Filtering back out onto Swanston Street like a lucky krill from the chops of a whale, you can’t ignore the Academic Building, erupting like a gigantic cold-sore out of a tender lip. It isn’t a secret that this building is crass and ostentatious, but maybe we like that now. Maybe it’s time to shed self-awareness and give in to these hyperbolic surfaces as a new kind of lovely thing for the post-postmodern consciousness, like an image of Kim Kardashian and Kanye West grinding on a moving motorbike against an unconvincing digital backdrop; the Academic Building is a joke but, if you can let it in, its craters and shiny crust have an undeniable allure. Inside, like over the road, the interiors are obliquely intersecting, intentionally clashing spaces, but here it is a bit more ham fisted, and it does feel more like slime might be poured from the scaffolding above onto unsuspecting new students at every wrong turn.
41X building, Flinders Lane
The first tower I noticed that made me wonder what was going on in the CBD. Completed in 2014, its façade is made up of fissures and cutaways highlighted by slime green in a display of affected discord that only a Melbourne architect could love. It makes you wonder, what is the trend for brutalism if not a direct reprisal against the long-sustained reign of the hypermanic façade, its grids and planes like an obliterating hit of austerity for the over-personalised contemporary condition.
Melbourne Recital Centre and Southbank Theatre

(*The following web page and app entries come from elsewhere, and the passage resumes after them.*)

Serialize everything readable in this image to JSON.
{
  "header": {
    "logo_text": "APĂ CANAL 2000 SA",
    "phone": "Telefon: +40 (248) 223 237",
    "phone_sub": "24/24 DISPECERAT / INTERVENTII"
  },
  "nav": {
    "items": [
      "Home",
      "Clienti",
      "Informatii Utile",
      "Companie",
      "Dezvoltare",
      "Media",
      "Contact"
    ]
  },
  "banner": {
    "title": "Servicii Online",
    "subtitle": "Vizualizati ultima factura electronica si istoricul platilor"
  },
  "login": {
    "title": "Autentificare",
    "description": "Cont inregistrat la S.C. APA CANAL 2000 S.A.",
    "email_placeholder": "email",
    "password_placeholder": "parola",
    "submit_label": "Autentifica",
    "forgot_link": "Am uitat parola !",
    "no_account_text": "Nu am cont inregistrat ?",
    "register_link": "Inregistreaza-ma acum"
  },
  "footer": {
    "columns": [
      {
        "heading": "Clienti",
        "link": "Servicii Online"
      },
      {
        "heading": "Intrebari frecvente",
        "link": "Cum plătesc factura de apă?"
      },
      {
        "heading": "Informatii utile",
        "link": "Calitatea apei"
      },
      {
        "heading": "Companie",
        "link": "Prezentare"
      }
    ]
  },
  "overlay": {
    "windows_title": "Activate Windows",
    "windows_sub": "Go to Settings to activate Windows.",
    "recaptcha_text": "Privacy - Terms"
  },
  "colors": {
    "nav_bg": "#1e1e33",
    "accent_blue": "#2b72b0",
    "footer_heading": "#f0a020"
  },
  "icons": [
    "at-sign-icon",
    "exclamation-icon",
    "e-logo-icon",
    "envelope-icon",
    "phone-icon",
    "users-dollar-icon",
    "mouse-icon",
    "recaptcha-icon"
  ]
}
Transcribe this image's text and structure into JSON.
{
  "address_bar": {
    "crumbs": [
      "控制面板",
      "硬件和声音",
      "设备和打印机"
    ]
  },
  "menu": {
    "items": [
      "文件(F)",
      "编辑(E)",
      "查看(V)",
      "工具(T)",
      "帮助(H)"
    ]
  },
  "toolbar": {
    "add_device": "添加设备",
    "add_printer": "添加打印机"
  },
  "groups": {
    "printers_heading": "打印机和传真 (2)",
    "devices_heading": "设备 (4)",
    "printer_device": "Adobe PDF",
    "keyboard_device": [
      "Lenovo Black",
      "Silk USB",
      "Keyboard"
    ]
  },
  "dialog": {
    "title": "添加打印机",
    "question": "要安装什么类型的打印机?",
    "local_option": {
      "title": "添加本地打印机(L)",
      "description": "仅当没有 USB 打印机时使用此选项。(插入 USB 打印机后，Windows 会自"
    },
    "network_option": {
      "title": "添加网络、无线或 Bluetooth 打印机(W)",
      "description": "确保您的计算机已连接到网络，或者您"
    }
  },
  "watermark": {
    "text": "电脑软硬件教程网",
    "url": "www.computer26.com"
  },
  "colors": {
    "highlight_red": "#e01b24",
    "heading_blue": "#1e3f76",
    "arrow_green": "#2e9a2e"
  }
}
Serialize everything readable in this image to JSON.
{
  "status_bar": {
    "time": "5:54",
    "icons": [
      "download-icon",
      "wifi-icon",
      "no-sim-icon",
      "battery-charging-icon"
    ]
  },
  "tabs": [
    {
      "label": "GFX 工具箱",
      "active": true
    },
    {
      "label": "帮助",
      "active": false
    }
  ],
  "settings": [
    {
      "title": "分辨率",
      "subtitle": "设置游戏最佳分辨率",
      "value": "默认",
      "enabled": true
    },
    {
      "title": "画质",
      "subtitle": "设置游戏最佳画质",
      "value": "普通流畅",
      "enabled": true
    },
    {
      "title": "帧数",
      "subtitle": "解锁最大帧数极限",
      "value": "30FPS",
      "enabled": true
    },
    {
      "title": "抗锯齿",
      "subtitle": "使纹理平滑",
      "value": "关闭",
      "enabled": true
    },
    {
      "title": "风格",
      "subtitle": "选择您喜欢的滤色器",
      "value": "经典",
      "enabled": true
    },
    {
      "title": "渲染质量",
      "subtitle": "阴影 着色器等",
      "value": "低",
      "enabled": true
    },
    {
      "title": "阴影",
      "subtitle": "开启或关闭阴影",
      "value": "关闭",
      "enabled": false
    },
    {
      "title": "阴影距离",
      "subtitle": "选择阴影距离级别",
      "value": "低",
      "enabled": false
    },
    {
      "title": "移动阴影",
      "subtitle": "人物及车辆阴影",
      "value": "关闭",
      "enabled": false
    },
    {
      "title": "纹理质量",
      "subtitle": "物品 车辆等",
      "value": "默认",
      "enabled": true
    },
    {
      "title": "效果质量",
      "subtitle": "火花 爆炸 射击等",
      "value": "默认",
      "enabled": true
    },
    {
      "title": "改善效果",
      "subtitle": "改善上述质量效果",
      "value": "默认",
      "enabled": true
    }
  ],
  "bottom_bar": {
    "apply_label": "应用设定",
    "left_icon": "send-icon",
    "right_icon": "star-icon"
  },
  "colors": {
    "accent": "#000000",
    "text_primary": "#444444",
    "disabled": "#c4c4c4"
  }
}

Modernist architects held that if you give people uplifting spaces they become more productive, and on the more sinister side, easier to control. Post-modernist architects, out of sheer perversity, did not wish to comply. They rightly understand that the success or failure of human beings depends on a complex interrelation of forces outside their control, not on impeccable design. This disaffection from modernist ideals, too radically applied, often resulted in architecture that was intentionally ugly and even mean. Robert Venturi, the first postmodern theorist, famously embodied the reactive spirit of the movement when he wrote, “less is a bore”. But if you look at the buildings that he and many of his followers designed, they often have tiny windows, an intentional contrast to modernism’s worship of light, which suggests that while Venturi might have been a great polemicist and clued in to the fascistic tendency of modernism, he perhaps did not have much sympathy for the people who would inhabit his buildings. In Melbourne, the deconstructivist heroes of Storey Hall fame are old now and hold some of the top offices in the architectural food chain, but while their designs still hold true to the principles of deconstruction, they are no longer torturously intellectual. Deconstructivist architecture has been fully absorbed by the establishment and is now worn as a pocket square in the evening blazers of the strawberry-nosed Boroondara daddies, sitting in the members’ rows of the Melbourne Recital Centre and the Melbourne Theatre Company Southbank Theatre while the hair grows ever faster out of their ear holes. They have embraced comfort and beauty and the twin buildings are both fun to look at and lovely to be inside.